*** Data supplied Section Begins ***

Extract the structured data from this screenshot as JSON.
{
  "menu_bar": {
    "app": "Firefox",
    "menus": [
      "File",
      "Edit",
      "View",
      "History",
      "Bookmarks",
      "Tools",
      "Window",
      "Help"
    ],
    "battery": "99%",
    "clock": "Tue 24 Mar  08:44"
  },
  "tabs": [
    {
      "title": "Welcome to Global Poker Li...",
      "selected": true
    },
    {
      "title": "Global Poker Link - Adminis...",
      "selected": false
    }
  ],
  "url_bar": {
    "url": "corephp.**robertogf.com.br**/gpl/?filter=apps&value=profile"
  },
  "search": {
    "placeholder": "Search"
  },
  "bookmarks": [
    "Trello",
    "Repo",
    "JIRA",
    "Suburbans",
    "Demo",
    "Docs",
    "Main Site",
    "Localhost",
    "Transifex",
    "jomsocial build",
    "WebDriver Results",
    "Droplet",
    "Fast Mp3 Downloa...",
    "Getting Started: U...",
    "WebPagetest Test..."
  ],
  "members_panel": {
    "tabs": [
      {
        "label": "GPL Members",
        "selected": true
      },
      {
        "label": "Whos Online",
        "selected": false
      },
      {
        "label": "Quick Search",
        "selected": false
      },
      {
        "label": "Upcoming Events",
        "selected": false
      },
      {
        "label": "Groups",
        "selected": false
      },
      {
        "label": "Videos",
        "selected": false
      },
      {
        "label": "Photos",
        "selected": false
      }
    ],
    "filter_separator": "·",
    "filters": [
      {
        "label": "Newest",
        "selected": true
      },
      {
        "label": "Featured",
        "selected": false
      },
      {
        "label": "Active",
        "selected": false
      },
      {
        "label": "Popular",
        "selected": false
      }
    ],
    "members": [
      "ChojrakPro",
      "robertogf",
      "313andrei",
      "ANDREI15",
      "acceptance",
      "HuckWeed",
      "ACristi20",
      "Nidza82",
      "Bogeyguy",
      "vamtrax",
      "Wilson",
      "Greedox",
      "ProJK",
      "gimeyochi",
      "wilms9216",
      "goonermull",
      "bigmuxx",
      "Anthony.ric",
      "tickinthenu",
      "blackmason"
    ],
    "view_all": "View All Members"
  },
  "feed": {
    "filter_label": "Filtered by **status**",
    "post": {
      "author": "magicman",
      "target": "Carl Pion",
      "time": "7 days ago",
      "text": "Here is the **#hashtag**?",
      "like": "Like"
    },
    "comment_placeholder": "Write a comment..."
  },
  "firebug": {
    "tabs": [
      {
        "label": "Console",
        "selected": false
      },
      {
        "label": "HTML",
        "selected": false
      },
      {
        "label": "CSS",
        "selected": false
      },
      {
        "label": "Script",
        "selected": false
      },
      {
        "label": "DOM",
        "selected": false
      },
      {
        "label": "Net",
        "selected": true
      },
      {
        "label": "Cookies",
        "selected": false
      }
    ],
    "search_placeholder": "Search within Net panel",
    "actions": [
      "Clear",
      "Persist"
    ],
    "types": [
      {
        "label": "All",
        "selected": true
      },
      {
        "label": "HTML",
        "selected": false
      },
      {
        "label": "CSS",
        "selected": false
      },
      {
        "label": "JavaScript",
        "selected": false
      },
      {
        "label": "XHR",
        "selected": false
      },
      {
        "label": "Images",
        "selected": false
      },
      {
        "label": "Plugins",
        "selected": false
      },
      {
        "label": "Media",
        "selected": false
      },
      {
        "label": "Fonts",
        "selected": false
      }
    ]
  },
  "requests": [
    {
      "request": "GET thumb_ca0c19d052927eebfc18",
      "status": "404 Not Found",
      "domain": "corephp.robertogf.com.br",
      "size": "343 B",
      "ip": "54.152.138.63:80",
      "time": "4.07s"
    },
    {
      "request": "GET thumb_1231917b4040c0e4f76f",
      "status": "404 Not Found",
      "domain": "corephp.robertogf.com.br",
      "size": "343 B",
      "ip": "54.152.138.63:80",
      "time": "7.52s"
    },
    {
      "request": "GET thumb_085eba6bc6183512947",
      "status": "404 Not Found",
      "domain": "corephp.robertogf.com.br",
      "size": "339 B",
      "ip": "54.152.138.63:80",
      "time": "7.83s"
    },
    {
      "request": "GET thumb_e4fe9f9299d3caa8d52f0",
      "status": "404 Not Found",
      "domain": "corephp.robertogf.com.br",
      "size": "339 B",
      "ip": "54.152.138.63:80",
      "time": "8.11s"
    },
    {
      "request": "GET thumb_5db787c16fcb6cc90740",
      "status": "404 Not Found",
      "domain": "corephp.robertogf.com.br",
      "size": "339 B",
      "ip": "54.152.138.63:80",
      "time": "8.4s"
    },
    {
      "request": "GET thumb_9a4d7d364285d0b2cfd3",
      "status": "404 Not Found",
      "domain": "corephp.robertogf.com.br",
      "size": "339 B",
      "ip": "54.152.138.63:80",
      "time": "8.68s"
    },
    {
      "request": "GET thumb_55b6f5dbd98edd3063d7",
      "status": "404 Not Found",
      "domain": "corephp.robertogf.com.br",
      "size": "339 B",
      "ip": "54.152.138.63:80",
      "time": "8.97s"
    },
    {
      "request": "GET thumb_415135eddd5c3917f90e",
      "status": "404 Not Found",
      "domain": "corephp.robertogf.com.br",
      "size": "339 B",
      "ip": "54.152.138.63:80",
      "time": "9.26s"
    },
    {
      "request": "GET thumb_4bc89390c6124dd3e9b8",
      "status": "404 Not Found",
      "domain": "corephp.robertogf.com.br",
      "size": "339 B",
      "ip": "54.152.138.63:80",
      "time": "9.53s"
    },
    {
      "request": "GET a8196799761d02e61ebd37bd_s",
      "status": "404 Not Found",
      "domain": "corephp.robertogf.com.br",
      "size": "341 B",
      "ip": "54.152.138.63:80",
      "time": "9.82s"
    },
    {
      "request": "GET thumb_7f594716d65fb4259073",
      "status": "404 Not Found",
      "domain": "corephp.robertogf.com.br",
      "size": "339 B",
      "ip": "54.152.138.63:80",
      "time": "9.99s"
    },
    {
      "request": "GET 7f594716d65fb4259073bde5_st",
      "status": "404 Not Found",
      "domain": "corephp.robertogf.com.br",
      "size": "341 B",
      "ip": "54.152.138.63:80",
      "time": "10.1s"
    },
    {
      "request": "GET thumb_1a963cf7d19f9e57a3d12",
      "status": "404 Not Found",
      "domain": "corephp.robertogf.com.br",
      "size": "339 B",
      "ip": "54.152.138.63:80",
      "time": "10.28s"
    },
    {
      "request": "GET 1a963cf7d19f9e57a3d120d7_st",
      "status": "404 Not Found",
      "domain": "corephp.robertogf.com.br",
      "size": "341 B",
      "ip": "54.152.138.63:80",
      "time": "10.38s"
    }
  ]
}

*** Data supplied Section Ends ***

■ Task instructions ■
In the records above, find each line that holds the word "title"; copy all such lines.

■ Output of the task ■
      "title": "Welcome to Global Poker Li...",
      "title": "Global Poker Link - Adminis...",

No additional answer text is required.